Of course Victor, but holey COW, $250/hr. Please folks follow my tip; join your local real estate investor associations (REIA) or find REI meetups in meetup.org. You can get referrals from other investors for "investor friendly contractors".

Per your area, but in mine, Atlanta/GA, I only use licensed contractors when a permit needs pulling.  Fixing a plugged sewer/septic line does not need a $250/hr or even a $100/hr or in my area even $60/hr licensed plumber.   There's many unlicensed tradesmen who you will NOT find on angies list.  Often they have their own post to craigslist services offered.  Or refered from another investor.  

$250/hr POOH!   LOL.   Yes I realize I'm maybe lucky here in the wild south (GA area where city/county inspectors don't chase after simple rehabs/fixups.  Certainly not my rental rehabs and certainly NOT a plumbing plug up fix.  Circling back;  yes often its the licensed plumber who owns the camera setup and has the resources to jack up cement, dig up front yards.  So I use a mix of unlicensed and very very rarely licensed trades.   I'm educated and can talk to contractors such that I've never had someone try to pull the wool and give me a jacked up bid.  I' ve gotten high bids.  LOL!   But I've 99% of the time gotten my work done reasonably priced, and mostly well done.  :)

Good luck folks, and to the OP.

 

I would snake from the inside until I hit the obstacle and measure how much cable went in so I get an idea where the problem is. Then I snake from the cleanout at the curb backwards to the house to see if I get to the same spot.
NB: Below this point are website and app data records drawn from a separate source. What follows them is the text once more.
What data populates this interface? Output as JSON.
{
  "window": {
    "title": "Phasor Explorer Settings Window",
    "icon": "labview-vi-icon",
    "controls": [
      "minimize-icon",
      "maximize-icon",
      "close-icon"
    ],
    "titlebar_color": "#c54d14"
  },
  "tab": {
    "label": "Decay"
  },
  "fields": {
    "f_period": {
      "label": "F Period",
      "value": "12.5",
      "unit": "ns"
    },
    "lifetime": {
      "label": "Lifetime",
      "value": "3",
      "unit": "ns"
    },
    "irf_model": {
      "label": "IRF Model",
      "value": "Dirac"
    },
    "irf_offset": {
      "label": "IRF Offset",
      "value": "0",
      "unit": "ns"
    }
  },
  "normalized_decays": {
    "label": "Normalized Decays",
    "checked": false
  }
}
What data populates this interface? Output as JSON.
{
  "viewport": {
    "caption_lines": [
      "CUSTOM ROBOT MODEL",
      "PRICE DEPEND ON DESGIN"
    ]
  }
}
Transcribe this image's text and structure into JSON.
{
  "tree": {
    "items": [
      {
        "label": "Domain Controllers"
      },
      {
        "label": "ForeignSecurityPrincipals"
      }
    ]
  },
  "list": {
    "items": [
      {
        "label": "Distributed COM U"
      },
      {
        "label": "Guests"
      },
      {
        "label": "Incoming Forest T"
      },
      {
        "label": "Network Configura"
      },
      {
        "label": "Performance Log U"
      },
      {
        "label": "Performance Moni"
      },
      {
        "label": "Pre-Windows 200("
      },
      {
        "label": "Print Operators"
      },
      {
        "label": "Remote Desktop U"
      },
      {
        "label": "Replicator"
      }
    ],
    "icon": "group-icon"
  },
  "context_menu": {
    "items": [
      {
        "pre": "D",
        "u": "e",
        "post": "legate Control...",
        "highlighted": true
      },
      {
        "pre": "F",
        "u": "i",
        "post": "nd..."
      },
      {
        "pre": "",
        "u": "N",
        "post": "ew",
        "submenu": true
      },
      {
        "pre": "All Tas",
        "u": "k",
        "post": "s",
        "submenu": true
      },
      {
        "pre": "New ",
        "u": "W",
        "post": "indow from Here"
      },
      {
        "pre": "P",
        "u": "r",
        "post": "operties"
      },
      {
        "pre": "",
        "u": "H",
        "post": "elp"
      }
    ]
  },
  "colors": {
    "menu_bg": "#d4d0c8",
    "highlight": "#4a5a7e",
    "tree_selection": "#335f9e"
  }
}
Sometimes you get the blockage cleared when snaking backwards. You can get a pretty good sewer camera on eBay for around $300 bucks which often helps you to “see” what the issue is.